Call it a bold move. In his five years as a choreographer, Jordan Demetrius Lloyd has made dances for black box theaters and dances on film. But after two isolating years of pandemic life, he wanted to do something different, something that would honor his neighborhood, Bedford-Stuyvesant, in Brooklyn, and his neighbors.
They “gave me so much for two years while I was in deep isolation,” he said, and taught him that “everything I need is right here within my local neighborhood. I wanted to add dance productions to that list.”

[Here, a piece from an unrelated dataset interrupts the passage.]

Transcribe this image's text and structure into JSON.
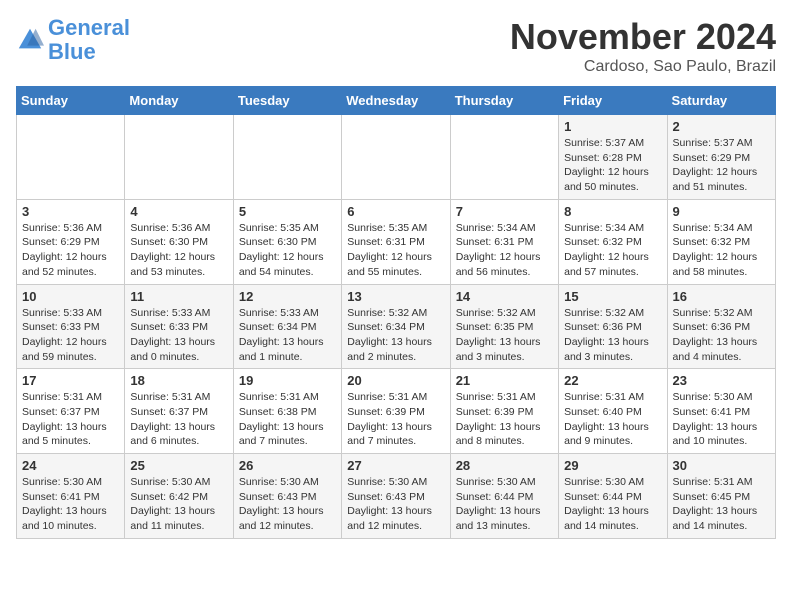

That motivated Lloyd to self-produce his first evening of dance. He said he decided it had to be free, outdoors — and made for his neighbors, the people who might sit next to him and strike up a conversation on a park bench. That dance, “Jerome,” will be performed in the schoolyard at Stephen Decatur Middle School 35 on June 2 and 3.
Lloyd, 28, works with a small, revolving group of collaborators to make dances that are mostly narrative. He uses a rich mix of movement forms, including hip-hop, West African, contemporary modern and release.
“Jordan is an artist and, very importantly, a Black artist,” said the arts consultant Georgiana Pickett, who became Lloyd’s coach through MAP Fund’s Scaffolding for Practicing Artists, a partnership program with the Jerome Hill Fellowship. Pickett has also become a fan. In an email, she applauded his breaking out of the traditional theater setting. “Our parks, schoolyards, bodegas, street corners and stoops should be places of joy, discovery and comfort,” she said. “Jordan is one of the people making that happen.”
For the past five years Lloyd has lived at the corner of Halsey Street and Lewis Avenue in Bed-Stuy. In the early days of the pandemic, he said: “My parents didn’t want me on the trains, so I spent time in the parks. I became close with the people at the corner store run by a crew of Yemeni men, and Gizmo who runs her thrift store.”
On the occasions he has left Bed-Stuy in the past couple years, he went home to Albany, where he was born and where his parents still live. (Both parents, now retired, worked for the state.) On one trip, his mom helped him with the Jerome Foundation application.
Lloyd said he remembered watching his mother in West African dance classes when he was 5: “That’s when …….